# What the task requires
In the entries below, identify every line with the string "that" and copy it.

━━━━━ Provided entries

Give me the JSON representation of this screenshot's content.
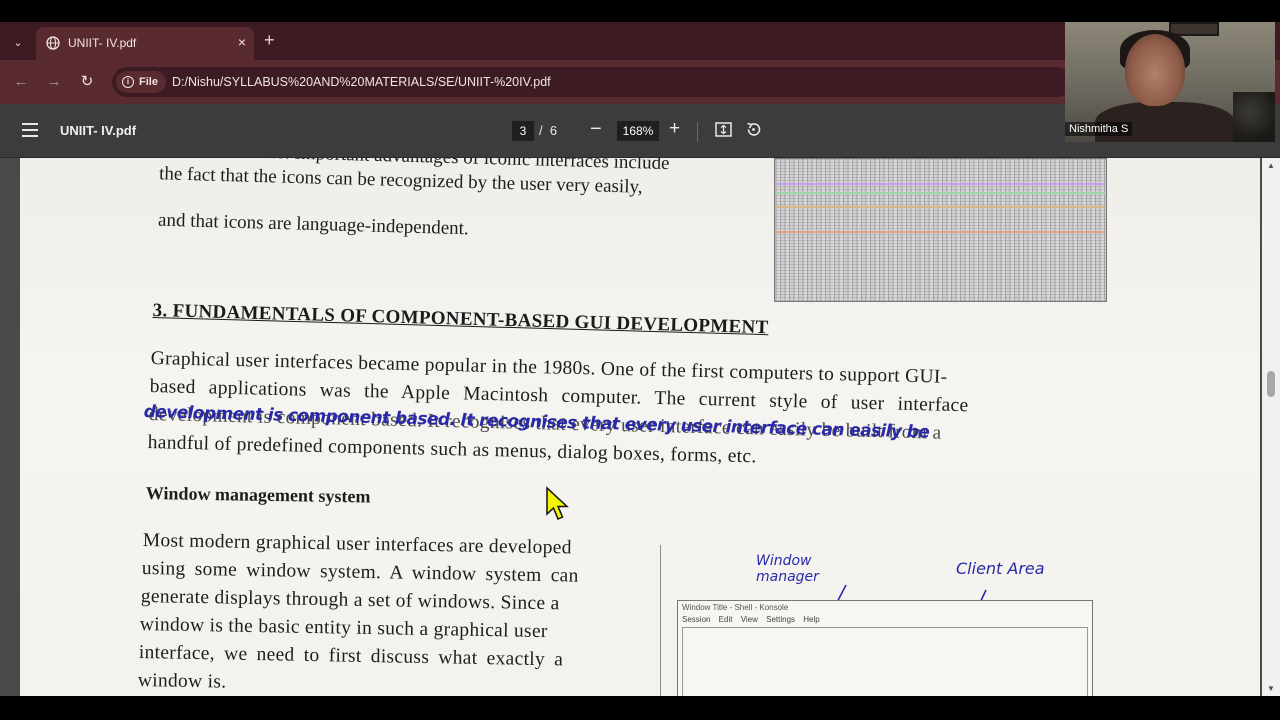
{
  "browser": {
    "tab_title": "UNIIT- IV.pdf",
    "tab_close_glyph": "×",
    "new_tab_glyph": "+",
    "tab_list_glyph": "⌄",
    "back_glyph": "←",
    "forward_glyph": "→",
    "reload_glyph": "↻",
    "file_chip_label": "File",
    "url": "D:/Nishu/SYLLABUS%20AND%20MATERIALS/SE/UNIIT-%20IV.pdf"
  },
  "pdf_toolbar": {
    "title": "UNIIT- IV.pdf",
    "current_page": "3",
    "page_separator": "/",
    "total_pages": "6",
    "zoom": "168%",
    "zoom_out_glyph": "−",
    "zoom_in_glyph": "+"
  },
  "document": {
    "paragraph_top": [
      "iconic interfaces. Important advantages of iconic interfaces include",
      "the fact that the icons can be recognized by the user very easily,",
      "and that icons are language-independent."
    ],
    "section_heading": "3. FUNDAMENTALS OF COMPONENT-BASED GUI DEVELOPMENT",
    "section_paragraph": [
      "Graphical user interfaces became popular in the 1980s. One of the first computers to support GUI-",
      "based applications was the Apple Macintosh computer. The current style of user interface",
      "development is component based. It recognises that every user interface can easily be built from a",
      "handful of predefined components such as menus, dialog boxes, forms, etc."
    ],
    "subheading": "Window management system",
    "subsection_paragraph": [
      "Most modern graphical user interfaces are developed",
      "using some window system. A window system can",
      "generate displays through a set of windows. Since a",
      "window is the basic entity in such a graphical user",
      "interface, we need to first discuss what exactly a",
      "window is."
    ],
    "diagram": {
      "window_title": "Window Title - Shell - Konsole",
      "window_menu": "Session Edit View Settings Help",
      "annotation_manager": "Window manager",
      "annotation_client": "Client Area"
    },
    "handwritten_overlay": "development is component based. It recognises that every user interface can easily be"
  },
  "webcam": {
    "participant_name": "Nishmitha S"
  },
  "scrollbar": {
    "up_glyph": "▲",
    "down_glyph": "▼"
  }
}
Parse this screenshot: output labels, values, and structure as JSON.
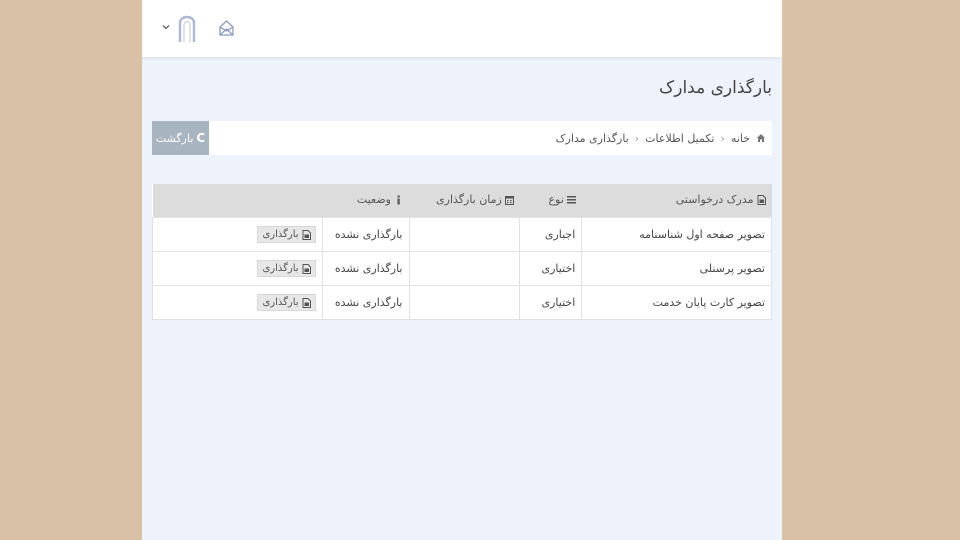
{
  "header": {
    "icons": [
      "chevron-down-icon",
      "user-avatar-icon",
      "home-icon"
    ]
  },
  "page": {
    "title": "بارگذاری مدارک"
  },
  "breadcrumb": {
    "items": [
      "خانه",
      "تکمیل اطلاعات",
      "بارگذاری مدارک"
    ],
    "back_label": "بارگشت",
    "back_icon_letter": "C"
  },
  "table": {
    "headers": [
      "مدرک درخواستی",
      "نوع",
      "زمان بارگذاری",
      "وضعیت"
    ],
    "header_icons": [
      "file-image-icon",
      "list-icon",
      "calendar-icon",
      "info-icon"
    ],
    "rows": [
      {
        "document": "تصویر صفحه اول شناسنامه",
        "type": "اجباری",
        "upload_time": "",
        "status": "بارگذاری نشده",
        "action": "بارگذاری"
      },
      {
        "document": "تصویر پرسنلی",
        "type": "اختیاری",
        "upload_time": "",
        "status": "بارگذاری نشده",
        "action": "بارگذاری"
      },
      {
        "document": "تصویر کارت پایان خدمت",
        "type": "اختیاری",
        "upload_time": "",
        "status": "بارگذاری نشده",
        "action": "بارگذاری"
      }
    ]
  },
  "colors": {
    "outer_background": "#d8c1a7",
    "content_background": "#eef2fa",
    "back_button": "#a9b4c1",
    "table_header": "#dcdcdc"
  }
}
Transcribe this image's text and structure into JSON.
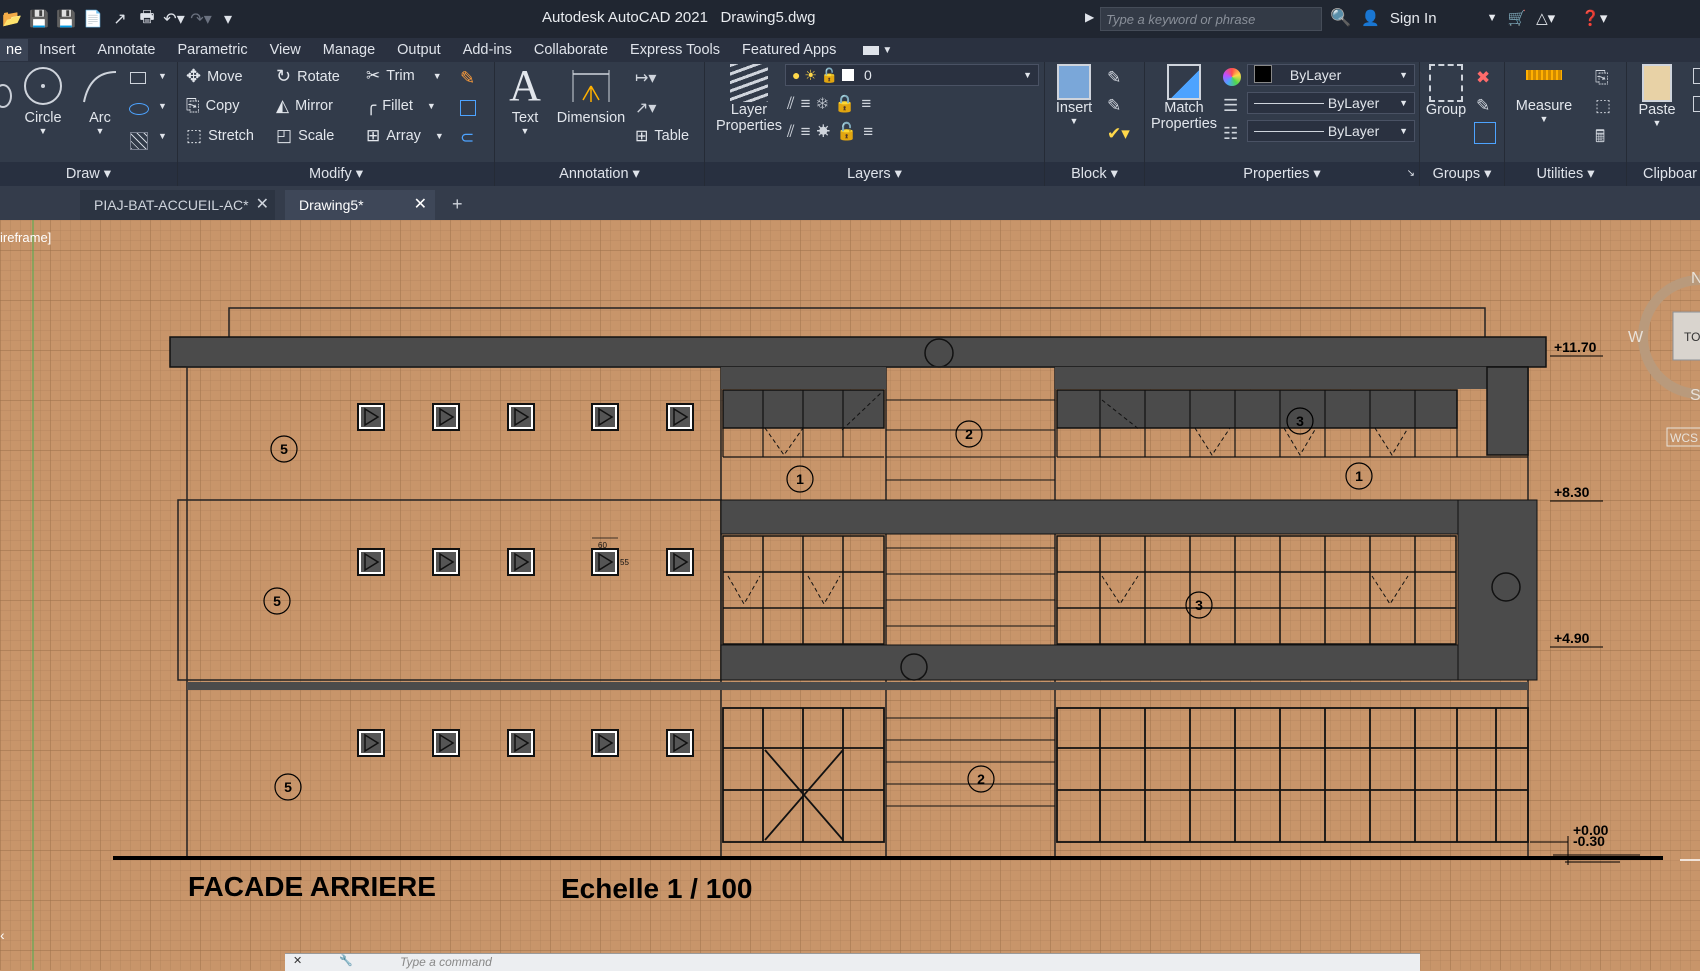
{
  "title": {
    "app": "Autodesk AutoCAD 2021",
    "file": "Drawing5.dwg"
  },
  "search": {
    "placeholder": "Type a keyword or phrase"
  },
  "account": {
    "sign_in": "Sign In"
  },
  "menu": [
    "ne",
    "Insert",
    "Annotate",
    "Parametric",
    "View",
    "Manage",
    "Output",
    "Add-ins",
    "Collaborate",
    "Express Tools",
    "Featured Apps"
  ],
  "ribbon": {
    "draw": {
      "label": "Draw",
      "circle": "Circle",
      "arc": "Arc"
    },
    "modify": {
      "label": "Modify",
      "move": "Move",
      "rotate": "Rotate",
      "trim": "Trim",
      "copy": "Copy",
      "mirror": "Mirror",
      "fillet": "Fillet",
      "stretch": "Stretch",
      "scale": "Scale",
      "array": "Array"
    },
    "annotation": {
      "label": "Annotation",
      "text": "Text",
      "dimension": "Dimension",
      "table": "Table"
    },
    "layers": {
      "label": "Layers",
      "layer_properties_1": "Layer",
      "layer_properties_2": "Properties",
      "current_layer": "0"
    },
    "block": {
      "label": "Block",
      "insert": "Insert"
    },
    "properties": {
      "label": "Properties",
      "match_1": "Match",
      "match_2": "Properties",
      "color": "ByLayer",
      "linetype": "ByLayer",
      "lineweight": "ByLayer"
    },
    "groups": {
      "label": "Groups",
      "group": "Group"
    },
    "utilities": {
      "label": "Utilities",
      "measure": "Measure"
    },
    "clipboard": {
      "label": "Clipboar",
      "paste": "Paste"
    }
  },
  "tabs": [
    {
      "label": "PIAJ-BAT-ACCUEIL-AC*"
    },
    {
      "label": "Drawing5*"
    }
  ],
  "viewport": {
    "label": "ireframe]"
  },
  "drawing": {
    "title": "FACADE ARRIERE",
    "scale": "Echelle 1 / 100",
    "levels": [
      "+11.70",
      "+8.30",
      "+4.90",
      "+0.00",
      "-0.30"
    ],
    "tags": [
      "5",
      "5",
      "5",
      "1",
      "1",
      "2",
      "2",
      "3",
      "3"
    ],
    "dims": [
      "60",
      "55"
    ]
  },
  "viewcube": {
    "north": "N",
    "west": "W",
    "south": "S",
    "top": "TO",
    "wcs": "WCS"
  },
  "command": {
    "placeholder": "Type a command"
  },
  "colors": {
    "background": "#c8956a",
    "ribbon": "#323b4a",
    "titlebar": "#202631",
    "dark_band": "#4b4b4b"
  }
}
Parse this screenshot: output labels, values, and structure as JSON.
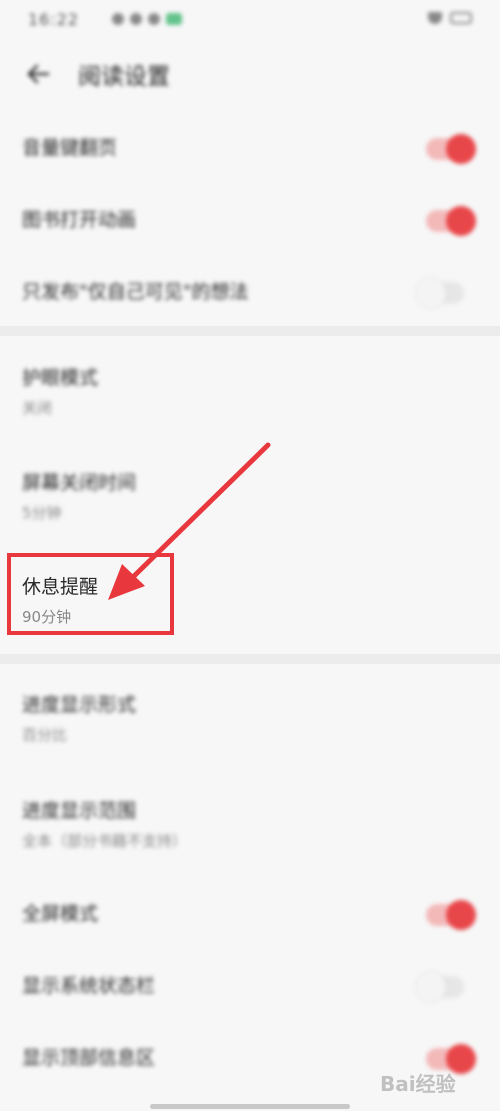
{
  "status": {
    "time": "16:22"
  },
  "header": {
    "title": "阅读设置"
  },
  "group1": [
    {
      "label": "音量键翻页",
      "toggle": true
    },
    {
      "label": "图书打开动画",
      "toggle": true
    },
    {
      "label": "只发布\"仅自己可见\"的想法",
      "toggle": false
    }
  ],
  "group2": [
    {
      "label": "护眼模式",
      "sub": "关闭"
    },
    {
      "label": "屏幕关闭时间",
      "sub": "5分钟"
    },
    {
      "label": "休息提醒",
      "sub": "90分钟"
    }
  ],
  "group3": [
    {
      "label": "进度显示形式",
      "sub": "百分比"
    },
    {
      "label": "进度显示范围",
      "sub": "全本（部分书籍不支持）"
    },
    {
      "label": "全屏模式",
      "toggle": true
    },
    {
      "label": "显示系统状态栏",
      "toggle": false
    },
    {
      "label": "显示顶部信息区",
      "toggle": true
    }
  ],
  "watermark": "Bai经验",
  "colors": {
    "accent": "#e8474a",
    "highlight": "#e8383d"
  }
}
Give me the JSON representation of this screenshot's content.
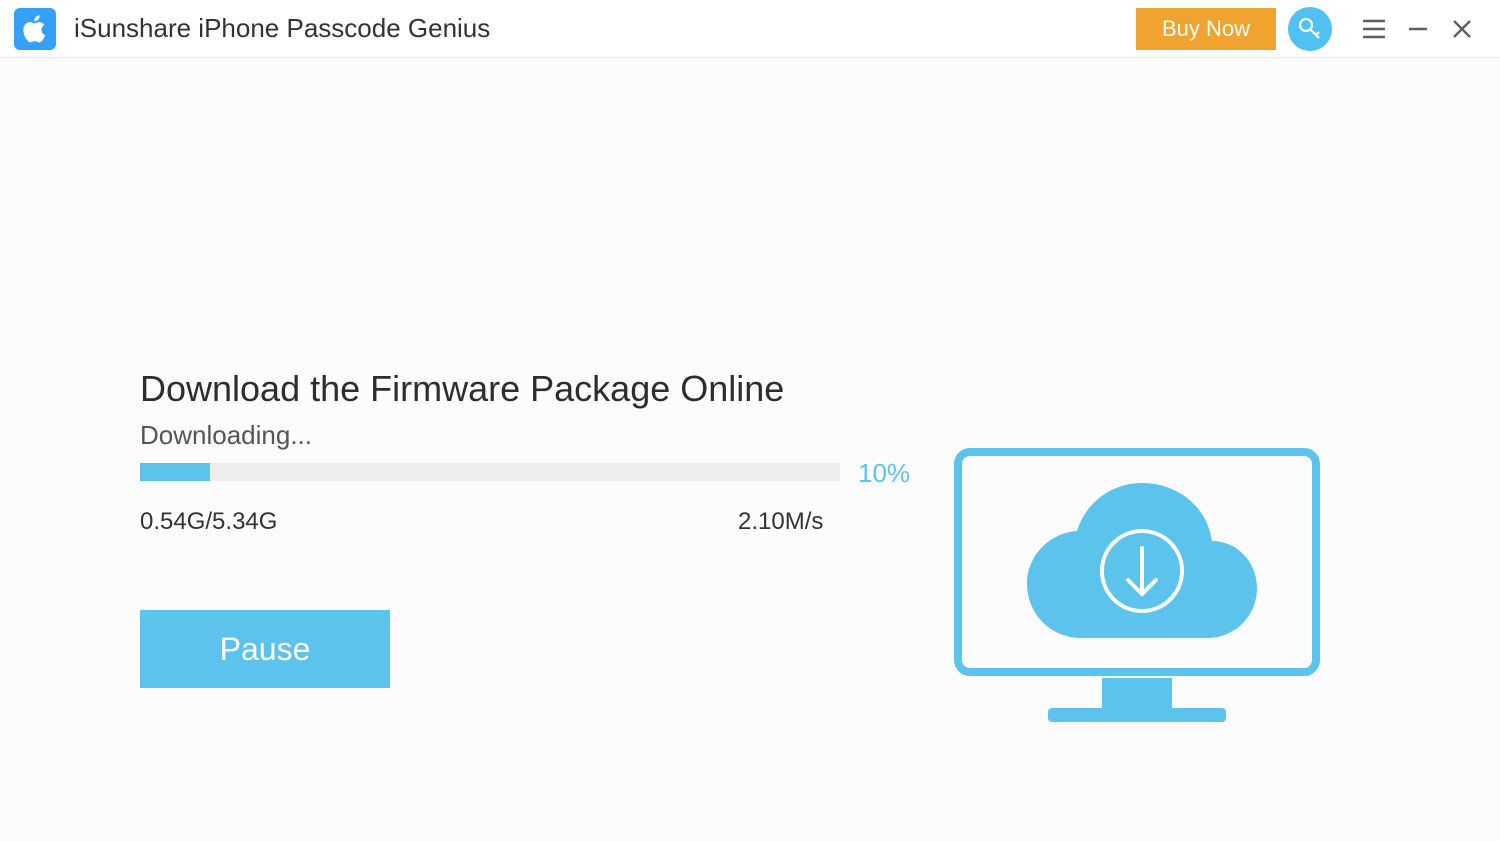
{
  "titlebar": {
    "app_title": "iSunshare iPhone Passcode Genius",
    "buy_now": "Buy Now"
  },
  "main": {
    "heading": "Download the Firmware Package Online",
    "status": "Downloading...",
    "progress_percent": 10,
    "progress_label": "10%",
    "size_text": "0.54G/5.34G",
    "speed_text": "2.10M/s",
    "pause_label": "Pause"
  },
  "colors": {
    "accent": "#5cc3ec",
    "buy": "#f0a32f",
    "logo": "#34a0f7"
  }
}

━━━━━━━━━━

# Response area
      "the fact that the icons can be recognized by the user very easily,",
      "and that icons are language-independent."
      "development is component based. It recognises that every user interface can easily be built from a",
    "handwritten_overlay": "development is component based. It recognises that every user interface can easily be"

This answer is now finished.